The 2017 edition was published at the end of February and is considerably modified from the 2003 edition. This article is designed to explain the key differences and how the new standard is intended to be used.
During March, four further articles will explain the changes from the perspective of different users of the standard. Questions are welcome. Please follow the link at the end to email us.
What has changed?
The 2003 edition was itself a development of the 1993 edition. The 2003 standard divided requirements into three sections of: design conformance testing; quality conformance testing and recalibration. The intention was to allow different groups of users to identify the relevant clauses for their needs.
The 2017 edition takes this logic even further and divides the standard into two distinct parts.
Part 1 still provides requirements for design and quality control during manufacture. It also provides specifications for documenting conformance of hand torque tools. This documentation is referred to as a declaration of conformance because it is stating that the torque tool conforms to the requirements of the standard.
Part 2 defines the requirements for calibration of torque tools including the establishment of uncertainty budgets and the content of certificates of calibration.
Calibration is defined by ISO as: “a set of operations that establish, under specified conditions, the relationship between values of quantities indicated by a measuring instrument or measuring system .... and the corresponding values realized by standards.”
Calibration does not include adjustment or imply conformance, it provides information for the user to assess and act upon.
When does it come into effect?
The standard is now published and can now be used. However, in Europe the Euro Norm or EN version has a 12 month period of overlap where either edition can be used.

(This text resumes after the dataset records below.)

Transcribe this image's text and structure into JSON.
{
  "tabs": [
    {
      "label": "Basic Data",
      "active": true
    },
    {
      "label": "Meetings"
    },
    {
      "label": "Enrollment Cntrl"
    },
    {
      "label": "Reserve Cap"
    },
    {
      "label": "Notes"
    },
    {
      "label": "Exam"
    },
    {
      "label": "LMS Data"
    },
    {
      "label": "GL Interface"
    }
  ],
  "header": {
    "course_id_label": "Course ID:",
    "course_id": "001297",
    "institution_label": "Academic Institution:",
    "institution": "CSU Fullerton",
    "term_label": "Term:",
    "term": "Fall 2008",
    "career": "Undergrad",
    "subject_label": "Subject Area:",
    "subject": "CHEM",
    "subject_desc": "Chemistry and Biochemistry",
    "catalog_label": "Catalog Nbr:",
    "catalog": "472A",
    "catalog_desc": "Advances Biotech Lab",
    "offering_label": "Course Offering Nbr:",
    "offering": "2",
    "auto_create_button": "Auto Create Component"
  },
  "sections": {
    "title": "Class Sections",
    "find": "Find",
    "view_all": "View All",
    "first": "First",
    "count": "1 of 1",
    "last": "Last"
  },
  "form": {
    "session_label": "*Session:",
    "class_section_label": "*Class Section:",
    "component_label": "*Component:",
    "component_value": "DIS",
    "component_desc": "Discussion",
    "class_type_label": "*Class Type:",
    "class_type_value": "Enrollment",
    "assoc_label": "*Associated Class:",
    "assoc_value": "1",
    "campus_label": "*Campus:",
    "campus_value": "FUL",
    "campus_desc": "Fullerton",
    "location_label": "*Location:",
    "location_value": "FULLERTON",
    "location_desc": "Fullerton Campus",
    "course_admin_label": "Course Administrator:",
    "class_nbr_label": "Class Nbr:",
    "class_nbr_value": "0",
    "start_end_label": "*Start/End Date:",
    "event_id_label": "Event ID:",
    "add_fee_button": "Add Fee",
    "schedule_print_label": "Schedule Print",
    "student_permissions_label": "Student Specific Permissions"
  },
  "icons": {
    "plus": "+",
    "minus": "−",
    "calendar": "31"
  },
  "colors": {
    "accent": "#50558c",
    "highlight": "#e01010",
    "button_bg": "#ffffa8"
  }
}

In the case of this new standard that is important because calibration accreditation bodies will take up to a year to audit all of their laboratories against the new edition of the standard.
Why make it more complex?

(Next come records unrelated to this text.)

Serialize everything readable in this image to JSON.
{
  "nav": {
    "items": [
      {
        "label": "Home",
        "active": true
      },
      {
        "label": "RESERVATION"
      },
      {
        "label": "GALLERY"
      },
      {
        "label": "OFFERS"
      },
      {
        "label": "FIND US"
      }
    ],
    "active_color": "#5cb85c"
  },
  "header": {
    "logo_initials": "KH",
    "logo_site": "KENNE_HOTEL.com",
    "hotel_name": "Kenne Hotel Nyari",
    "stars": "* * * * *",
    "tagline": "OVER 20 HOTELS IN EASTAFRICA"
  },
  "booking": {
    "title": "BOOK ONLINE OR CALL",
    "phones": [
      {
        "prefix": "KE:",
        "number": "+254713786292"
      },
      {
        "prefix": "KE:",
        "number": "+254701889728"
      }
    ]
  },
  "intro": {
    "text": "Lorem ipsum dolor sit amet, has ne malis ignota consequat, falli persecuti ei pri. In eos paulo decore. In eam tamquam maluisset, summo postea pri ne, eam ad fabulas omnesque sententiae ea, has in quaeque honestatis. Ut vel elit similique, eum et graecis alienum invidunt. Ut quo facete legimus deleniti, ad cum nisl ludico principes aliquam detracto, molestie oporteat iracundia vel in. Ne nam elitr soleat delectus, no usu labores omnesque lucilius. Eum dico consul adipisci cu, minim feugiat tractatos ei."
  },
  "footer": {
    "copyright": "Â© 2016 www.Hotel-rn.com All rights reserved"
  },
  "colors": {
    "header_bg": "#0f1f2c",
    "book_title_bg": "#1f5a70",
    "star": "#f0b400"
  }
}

The standard is splitting into two parts because it has been recognised that torque tool calibration requirements have moved on since the standard was last published in 2003.
The two new parts can be described as one part which follows closely to the existing standard and one part which provides a consistent framework for calibrating a hand torque tool to the level that exists in accredited calibration laboratories across the world. The titles of the standards help clarify the difference.
EN ISO 6789:2017 Part 1: Requirements and Methods for design conformance testing and quality conformance testing - Minimum requirements for declaration of conformance.
The quality conformance testing performed under Part 1 is the testing performed on a new torque tool during manufacture. The document that manufacturers will now deliver is a "declaration of conformance" rather than a "calibration certificate". This is because the manufacturer is declaring that the tool conforms to the standard.
EN ISO 6789:2017 Part 2: Requirements for calibration and determination of measurement uncertainty
The calibration performed under Part 2 is a traceable calibration including steps to understand the factors for that particular torque tool that might cause the calibration values to vary from calibration to calibration. Any UKAS accredited laboratory in the United Kingdom, or indeed any laboratory accredited to ISO 17025 by an appropriate organisation, will be required to establish the uncertainty by conducting these steps. A model of torque tool that the laboratory has not seen before would take about 60 minutes to calibrate to the new standard.
How does it affect a torque tool user?
The next four articles mentioned earlier will explore the question from the perspective of a manufacturer, a calibration laboratory, an automotive user and an industrial user. For those of you who cannot wait a few weeks, one can summarise the logic as follows:
If a current end user was previously content to buy a new torque tool and put it into service on the basis of the "calibration certificate" supplied with the tool by the manufacturer, then they can continue to do so after the standard changes, even though the new piece of paper is now called a "declaration of conformance".
If the end user's quality control processes currently require a traceable calibration certificate issued by an accredited laboratory then they will already not accept the current manufacturer's piece of paper but will be paying for a calibration in an accredited laboratory.
If the end user is currently happy with the manufacturer's piece of paper for a new tool, then a periodic assessment from their in-house facility or from a sub-contractor should provide an equivalent level of confidence in the performance of the tool. Under the new Part 1 these sub-contractors will be able to continue that work as long as they observe the new changes, (see the article next week) but they will not be able to call it a calibration and will not be able to issue a "calibration certificate". They will be able to issue a "declaration of conformance".
In essence, one of the key changes in the standard is to protect the use of the term "calibration". It will initially be confusing to both end users and service providers, but the International Standards Organisation has clear definitions of words such as "calibration" and we will have to adapt our thinking to conform.
If you have any questions please make contact with us here: ISO6789@norbar.com.
Member of ISO Working Group on ISO 6789